There’s a meme going around which I will not re-post here. It says:
“REFUSE SERVICE TO THIS WOMAN and those with her.
“This is Shirley Phelps-Roper. If she comes into your store, sits in your restaurant, or tries to check into your hotel, refuse her any service. She is one of the leaders of Westboro Baptist Church and she is not welcome in Waco.
“Click ‘Share’ to get the word out!”
In my work with PROMO - Missouri's statewide LGBT civil rights organization - and in my work as a pediatrician, I spend a lot of my time and energy trying to assure that no one is refused food or shelter in the state of Missouri on the basis of who they are. Granted, this woman's actions and professed attitudes are vile and reprehensible. That makes our response to her and her companions a challenge.
I have seen Westboro Baptist in action. In 2001, one month after 9/11, in fact, I was at the Gay and Lesbian Medical Association Annual Conference in New Orleans. As you can imagine, indeed, as you may remember, that was a time of deep sadness and roiling emotion, and many of us who went to the conference were pretty apprehensive about even getting on a plane to travel there. Well, that year Westboro decided to target GLMA, and for three days they picketed outside the hotel, spewing hate and bile. On top of the devastation I was still feeling for the thousands lost that autumn, as someone who, at one point or another in my life, has been called all the disgusting names a gay man can be called, it was hard to hear that relentless chanting outside my window. It brought up a lot of old fear and shame, and my first response, understandably, was anger. “This is freedom?” I thought. “Americans are dead, for THIS?” I wanted nothing more than to go out onto the street, scream right back in their faces, kick them in the gut, pummel them with their own GOD HATES FAGS signs. Of course, all of us at the conference had already been coached on what we could do and could not do, legally, in response to them, no matter how we felt or what old psychic scabs they had picked at. Finally, I went down to the street…

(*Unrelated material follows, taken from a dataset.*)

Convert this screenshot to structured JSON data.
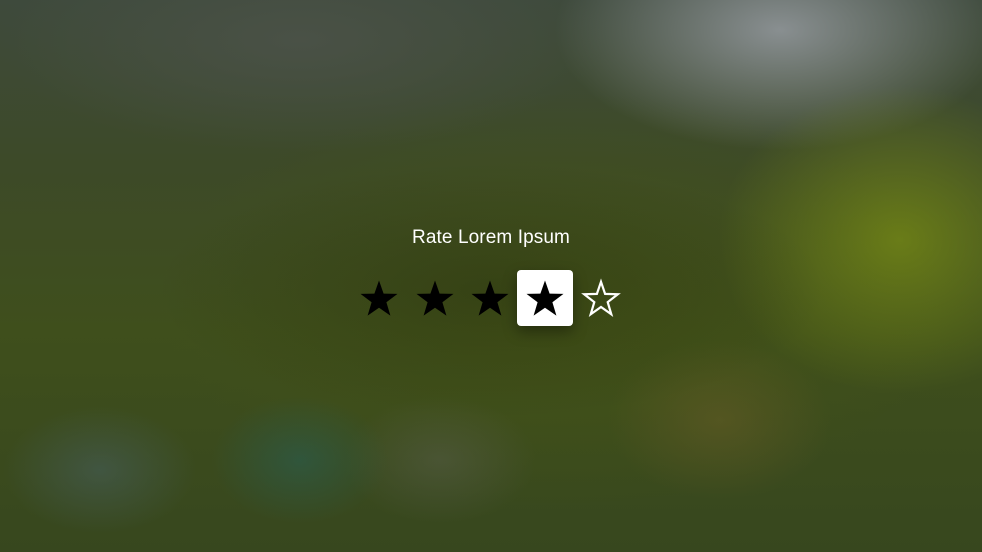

Now, I do consider myself a Christian, and at times like that, it’s not easy. As I went took the elevator down to the lobby, I recalled, almost against my will, what Jesus said in Matthew 5:43-45, "You have heard that it has been said, You shall love your neighbor, and hate your enemy. But I say to you, Love your enemies, bless them that curse you, do good to them that hate you, and pray for them which spitefully use you, and persecute you; That you may be the children of your Father which is in heaven: for he makes his sun to rise on the evil and on the good, and sends rain on the just and on the unjust." Like it or not, I had been given a grace experience, and I had to choose to accept it or not. As I walked out of the hotel onto the sidewalk on Poydras Street, I saw them standing in the median, their screaming faces focused now on me and contorted by hate and fear. I made my choice, and for the first time, I saw them clearly: sad, pathetic, and ultimately powerless. Finally, I pitied them, I prayed for them, and I turned and went back into the conference.

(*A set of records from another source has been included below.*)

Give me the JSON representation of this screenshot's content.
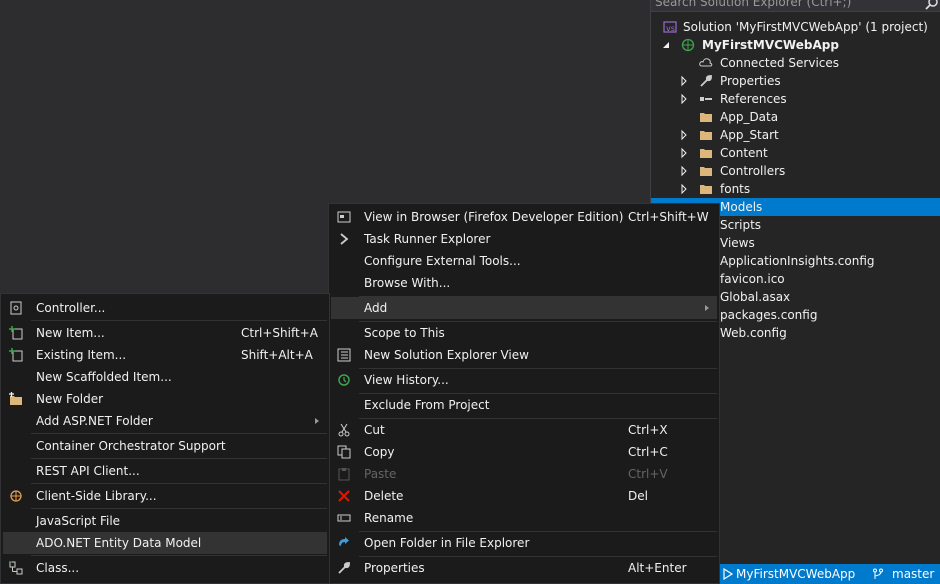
{
  "solution_explorer": {
    "search_placeholder": "Search Solution Explorer (Ctrl+;)",
    "solution_label": "Solution 'MyFirstMVCWebApp' (1 project)",
    "project_label": "MyFirstMVCWebApp",
    "items": [
      {
        "label": "Connected Services",
        "icon": "cloud-icon"
      },
      {
        "label": "Properties",
        "icon": "wrench-icon"
      },
      {
        "label": "References",
        "icon": "references-icon"
      },
      {
        "label": "App_Data",
        "icon": "folder-icon"
      },
      {
        "label": "App_Start",
        "icon": "folder-icon"
      },
      {
        "label": "Content",
        "icon": "folder-icon"
      },
      {
        "label": "Controllers",
        "icon": "folder-icon"
      },
      {
        "label": "fonts",
        "icon": "folder-icon"
      },
      {
        "label": "Models",
        "icon": "folder-icon"
      },
      {
        "label": "Scripts",
        "icon": "folder-icon"
      },
      {
        "label": "Views",
        "icon": "folder-icon"
      },
      {
        "label": "ApplicationInsights.config",
        "icon": "config-file-icon"
      },
      {
        "label": "favicon.ico",
        "icon": "ico-file-icon"
      },
      {
        "label": "Global.asax",
        "icon": "asax-file-icon"
      },
      {
        "label": "packages.config",
        "icon": "config-file-icon"
      },
      {
        "label": "Web.config",
        "icon": "config-file-icon"
      }
    ]
  },
  "context_menu": {
    "view_in_browser": {
      "label": "View in Browser (Firefox Developer Edition)",
      "shortcut": "Ctrl+Shift+W"
    },
    "task_runner": {
      "label": "Task Runner Explorer"
    },
    "configure_tools": {
      "label": "Configure External Tools..."
    },
    "browse_with": {
      "label": "Browse With..."
    },
    "add": {
      "label": "Add"
    },
    "scope_to_this": {
      "label": "Scope to This"
    },
    "new_se_view": {
      "label": "New Solution Explorer View"
    },
    "view_history": {
      "label": "View History..."
    },
    "exclude": {
      "label": "Exclude From Project"
    },
    "cut": {
      "label": "Cut",
      "shortcut": "Ctrl+X"
    },
    "copy": {
      "label": "Copy",
      "shortcut": "Ctrl+C"
    },
    "paste": {
      "label": "Paste",
      "shortcut": "Ctrl+V"
    },
    "delete": {
      "label": "Delete",
      "shortcut": "Del"
    },
    "rename": {
      "label": "Rename"
    },
    "open_folder": {
      "label": "Open Folder in File Explorer"
    },
    "properties": {
      "label": "Properties",
      "shortcut": "Alt+Enter"
    }
  },
  "add_submenu": {
    "controller": {
      "label": "Controller..."
    },
    "new_item": {
      "label": "New Item...",
      "shortcut": "Ctrl+Shift+A"
    },
    "existing_item": {
      "label": "Existing Item...",
      "shortcut": "Shift+Alt+A"
    },
    "new_scaffolded": {
      "label": "New Scaffolded Item..."
    },
    "new_folder": {
      "label": "New Folder"
    },
    "add_aspnet_folder": {
      "label": "Add ASP.NET Folder"
    },
    "container_orchestrator": {
      "label": "Container Orchestrator Support"
    },
    "rest_api": {
      "label": "REST API Client..."
    },
    "client_side_lib": {
      "label": "Client-Side Library..."
    },
    "javascript_file": {
      "label": "JavaScript File"
    },
    "adonet_model": {
      "label": "ADO.NET Entity Data Model"
    },
    "class": {
      "label": "Class..."
    }
  },
  "status_bar": {
    "project": "MyFirstMVCWebApp",
    "branch": "master"
  },
  "colors": {
    "accent": "#007acc",
    "folder": "#dcb67a",
    "menu_bg": "#1b1b1c",
    "editor_bg": "#2d2d30"
  }
}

So we all know that Shirley Phelps-Roper and the members of Westboro Baptist Church have twisted and corrupted the core tenet of Christianity – Love God, and love your neighbor as yourself – but if we do the same to her and to them, if we hate and revile them, then we are no better than they. We surrender to hopelessness. We yield to fear. We lose our power. We are diminished.
As Dr. Martin Luther King said, “Hate cannot drive out hate; only love can do that.” It's easy to love those who love us. The challenge we have been given is to love those who hate us. And perhaps, in doing so, we can be the agent of grace for them, the one person who will reveal the truth of God's love to these people so poor in spirit, and perhaps we may crack open even these poor hearts shriveled by hate.